____ Source data
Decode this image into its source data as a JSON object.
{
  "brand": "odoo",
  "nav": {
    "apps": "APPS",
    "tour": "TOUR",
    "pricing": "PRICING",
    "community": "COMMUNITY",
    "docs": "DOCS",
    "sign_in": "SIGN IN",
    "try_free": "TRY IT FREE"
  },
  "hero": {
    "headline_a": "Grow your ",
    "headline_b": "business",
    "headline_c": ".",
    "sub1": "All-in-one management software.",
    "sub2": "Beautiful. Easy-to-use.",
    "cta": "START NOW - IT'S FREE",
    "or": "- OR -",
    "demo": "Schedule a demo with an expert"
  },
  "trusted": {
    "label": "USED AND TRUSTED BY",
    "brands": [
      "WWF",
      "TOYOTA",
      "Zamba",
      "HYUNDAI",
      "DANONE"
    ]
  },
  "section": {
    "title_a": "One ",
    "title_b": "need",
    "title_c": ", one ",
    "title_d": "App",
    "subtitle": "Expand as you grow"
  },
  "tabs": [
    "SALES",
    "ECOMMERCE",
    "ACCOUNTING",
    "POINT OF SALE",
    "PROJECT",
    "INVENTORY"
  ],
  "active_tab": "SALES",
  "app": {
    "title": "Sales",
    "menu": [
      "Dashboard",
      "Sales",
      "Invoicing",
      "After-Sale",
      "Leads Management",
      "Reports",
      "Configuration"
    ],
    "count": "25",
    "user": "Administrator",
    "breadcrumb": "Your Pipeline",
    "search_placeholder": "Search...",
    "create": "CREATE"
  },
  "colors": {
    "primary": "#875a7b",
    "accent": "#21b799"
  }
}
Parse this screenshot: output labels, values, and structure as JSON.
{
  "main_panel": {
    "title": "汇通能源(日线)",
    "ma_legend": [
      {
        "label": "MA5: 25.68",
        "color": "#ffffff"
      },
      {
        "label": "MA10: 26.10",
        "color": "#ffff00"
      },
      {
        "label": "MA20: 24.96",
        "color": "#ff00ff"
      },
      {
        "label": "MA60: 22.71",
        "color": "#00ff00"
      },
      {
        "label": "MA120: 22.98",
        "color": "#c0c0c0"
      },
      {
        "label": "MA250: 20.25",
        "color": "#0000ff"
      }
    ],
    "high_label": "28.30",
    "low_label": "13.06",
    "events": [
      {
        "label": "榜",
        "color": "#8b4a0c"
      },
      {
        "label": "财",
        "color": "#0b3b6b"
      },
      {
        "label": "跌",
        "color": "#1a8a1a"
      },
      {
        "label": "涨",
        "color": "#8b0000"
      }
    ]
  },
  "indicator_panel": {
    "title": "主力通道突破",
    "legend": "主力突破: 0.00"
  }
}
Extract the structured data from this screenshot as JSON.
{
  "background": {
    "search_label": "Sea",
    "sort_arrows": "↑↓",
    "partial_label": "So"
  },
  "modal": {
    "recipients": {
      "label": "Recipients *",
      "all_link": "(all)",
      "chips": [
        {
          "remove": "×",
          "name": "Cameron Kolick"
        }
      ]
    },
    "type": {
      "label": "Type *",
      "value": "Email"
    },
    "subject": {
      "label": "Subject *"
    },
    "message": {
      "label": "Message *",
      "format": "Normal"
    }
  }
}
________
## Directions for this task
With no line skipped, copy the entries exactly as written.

## Reply
Decode this image into its source data as a JSON object.
{
  "brand": "odoo",
  "nav": {
    "apps": "APPS",
    "tour": "TOUR",
    "pricing": "PRICING",
    "community": "COMMUNITY",
    "docs": "DOCS",
    "sign_in": "SIGN IN",
    "try_free": "TRY IT FREE"
  },
  "hero": {
    "headline_a": "Grow your ",
    "headline_b": "business",
    "headline_c": ".",
    "sub1": "All-in-one management software.",
    "sub2": "Beautiful. Easy-to-use.",
    "cta": "START NOW - IT'S FREE",
    "or": "- OR -",
    "demo": "Schedule a demo with an expert"
  },
  "trusted": {
    "label": "USED AND TRUSTED BY",
    "brands": [
      "WWF",
      "TOYOTA",
      "Zamba",
      "HYUNDAI",
      "DANONE"
    ]
  },
  "section": {
    "title_a": "One ",
    "title_b": "need",
    "title_c": ", one ",
    "title_d": "App",
    "subtitle": "Expand as you grow"
  },
  "tabs": [
    "SALES",
    "ECOMMERCE",
    "ACCOUNTING",
    "POINT OF SALE",
    "PROJECT",
    "INVENTORY"
  ],
  "active_tab": "SALES",
  "app": {
    "title": "Sales",
    "menu": [
      "Dashboard",
      "Sales",
      "Invoicing",
      "After-Sale",
      "Leads Management",
      "Reports",
      "Configuration"
    ],
    "count": "25",
    "user": "Administrator",
    "breadcrumb": "Your Pipeline",
    "search_placeholder": "Search...",
    "create": "CREATE"
  },
  "colors": {
    "primary": "#875a7b",
    "accent": "#21b799"
  }
}
Parse this screenshot: output labels, values, and structure as JSON.
{
  "main_panel": {
    "title": "汇通能源(日线)",
    "ma_legend": [
      {
        "label": "MA5: 25.68",
        "color": "#ffffff"
      },
      {
        "label": "MA10: 26.10",
        "color": "#ffff00"
      },
      {
        "label": "MA20: 24.96",
        "color": "#ff00ff"
      },
      {
        "label": "MA60: 22.71",
        "color": "#00ff00"
      },
      {
        "label": "MA120: 22.98",
        "color": "#c0c0c0"
      },
      {
        "label": "MA250: 20.25",
        "color": "#0000ff"
      }
    ],
    "high_label": "28.30",
    "low_label": "13.06",
    "events": [
      {
        "label": "榜",
        "color": "#8b4a0c"
      },
      {
        "label": "财",
        "color": "#0b3b6b"
      },
      {
        "label": "跌",
        "color": "#1a8a1a"
      },
      {
        "label": "涨",
        "color": "#8b0000"
      }
    ]
  },
  "indicator_panel": {
    "title": "主力通道突破",
    "legend": "主力突破: 0.00"
  }
}
Extract the structured data from this screenshot as JSON.
{
  "background": {
    "search_label": "Sea",
    "sort_arrows": "↑↓",
    "partial_label": "So"
  },
  "modal": {
    "recipients": {
      "label": "Recipients *",
      "all_link": "(all)",
      "chips": [
        {
          "remove": "×",
          "name": "Cameron Kolick"
        }
      ]
    },
    "type": {
      "label": "Type *",
      "value": "Email"
    },
    "subject": {
      "label": "Subject *"
    },
    "message": {
      "label": "Message *",
      "format": "Normal"
    }
  }
}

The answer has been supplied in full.